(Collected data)
######

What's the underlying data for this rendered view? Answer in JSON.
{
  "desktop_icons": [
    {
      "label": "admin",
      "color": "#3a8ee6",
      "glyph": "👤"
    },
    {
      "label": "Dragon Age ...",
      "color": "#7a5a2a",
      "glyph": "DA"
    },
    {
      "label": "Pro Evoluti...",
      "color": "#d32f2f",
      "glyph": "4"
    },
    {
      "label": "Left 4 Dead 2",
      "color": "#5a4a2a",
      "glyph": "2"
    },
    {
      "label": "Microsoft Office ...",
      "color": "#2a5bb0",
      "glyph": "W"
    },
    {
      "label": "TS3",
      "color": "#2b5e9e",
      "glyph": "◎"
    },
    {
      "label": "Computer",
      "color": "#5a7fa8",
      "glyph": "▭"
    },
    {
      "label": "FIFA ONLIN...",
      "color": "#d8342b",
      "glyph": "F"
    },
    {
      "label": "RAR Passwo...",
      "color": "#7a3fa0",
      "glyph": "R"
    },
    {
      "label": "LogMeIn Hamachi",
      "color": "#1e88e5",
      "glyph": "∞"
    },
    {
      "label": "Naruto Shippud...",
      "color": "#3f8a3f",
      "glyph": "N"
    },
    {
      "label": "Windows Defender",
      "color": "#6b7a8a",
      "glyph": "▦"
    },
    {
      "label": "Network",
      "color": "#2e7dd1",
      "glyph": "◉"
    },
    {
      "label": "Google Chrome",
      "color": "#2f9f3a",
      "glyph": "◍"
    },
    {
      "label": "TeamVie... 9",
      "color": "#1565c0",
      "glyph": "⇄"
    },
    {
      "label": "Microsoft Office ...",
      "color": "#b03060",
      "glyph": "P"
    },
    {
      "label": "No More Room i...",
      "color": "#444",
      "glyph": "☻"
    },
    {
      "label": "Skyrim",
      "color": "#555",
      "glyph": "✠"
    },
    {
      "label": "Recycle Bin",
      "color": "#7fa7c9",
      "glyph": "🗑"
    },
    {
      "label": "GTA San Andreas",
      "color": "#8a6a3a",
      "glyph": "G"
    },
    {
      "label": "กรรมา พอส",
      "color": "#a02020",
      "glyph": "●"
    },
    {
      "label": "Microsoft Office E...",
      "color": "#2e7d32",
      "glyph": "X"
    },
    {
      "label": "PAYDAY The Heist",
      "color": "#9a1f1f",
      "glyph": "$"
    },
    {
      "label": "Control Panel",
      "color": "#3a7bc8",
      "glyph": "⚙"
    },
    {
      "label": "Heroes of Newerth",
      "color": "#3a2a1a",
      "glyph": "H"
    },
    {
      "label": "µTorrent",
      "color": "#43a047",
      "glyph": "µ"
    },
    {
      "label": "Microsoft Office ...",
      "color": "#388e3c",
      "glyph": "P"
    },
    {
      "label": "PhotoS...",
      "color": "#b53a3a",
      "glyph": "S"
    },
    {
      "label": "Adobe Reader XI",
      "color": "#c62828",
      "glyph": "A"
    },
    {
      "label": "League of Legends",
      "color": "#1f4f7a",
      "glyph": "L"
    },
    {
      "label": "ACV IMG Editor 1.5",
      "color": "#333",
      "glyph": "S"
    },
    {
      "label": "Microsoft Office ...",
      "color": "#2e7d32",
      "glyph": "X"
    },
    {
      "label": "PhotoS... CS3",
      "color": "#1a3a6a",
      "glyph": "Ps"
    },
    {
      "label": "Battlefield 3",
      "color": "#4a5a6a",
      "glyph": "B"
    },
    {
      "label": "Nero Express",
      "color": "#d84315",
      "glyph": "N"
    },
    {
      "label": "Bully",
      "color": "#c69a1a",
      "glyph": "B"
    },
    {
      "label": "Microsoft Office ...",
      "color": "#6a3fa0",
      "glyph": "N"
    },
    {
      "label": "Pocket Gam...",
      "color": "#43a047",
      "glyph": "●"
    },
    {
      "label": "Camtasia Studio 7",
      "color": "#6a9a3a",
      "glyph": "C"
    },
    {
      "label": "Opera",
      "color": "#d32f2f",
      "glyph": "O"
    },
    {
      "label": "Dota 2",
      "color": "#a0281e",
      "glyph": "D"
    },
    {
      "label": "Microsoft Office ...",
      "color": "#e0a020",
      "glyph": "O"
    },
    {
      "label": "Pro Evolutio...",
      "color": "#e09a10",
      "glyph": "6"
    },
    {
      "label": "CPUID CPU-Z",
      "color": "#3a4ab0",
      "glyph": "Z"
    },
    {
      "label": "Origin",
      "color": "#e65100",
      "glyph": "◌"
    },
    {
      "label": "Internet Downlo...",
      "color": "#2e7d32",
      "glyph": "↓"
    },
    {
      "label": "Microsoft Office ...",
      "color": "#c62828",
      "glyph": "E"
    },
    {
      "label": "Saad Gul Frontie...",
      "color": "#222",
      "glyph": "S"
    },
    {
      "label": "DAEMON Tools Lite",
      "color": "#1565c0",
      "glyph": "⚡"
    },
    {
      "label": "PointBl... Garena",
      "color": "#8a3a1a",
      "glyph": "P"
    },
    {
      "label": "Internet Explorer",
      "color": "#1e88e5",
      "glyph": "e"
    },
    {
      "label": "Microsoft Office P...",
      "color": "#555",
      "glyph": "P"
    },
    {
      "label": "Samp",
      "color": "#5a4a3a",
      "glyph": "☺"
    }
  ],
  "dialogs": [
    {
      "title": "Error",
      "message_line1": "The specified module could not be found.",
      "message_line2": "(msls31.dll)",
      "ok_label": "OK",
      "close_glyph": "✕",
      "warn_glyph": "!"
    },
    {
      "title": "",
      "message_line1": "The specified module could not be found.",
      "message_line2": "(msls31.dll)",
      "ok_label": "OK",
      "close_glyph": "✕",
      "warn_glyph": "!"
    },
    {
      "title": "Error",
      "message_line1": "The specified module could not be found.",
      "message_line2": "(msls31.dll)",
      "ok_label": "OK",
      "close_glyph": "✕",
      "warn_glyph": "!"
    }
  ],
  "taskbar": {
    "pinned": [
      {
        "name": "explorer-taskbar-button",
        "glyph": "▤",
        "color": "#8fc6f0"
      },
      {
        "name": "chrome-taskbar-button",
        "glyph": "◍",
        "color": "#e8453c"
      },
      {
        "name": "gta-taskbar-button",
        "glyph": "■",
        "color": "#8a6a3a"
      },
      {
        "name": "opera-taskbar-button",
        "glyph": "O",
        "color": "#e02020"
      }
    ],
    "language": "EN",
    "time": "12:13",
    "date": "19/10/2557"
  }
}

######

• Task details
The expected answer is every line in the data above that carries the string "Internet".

• Your solution
      "label": "Internet Downlo...",
      "label": "Internet Explorer",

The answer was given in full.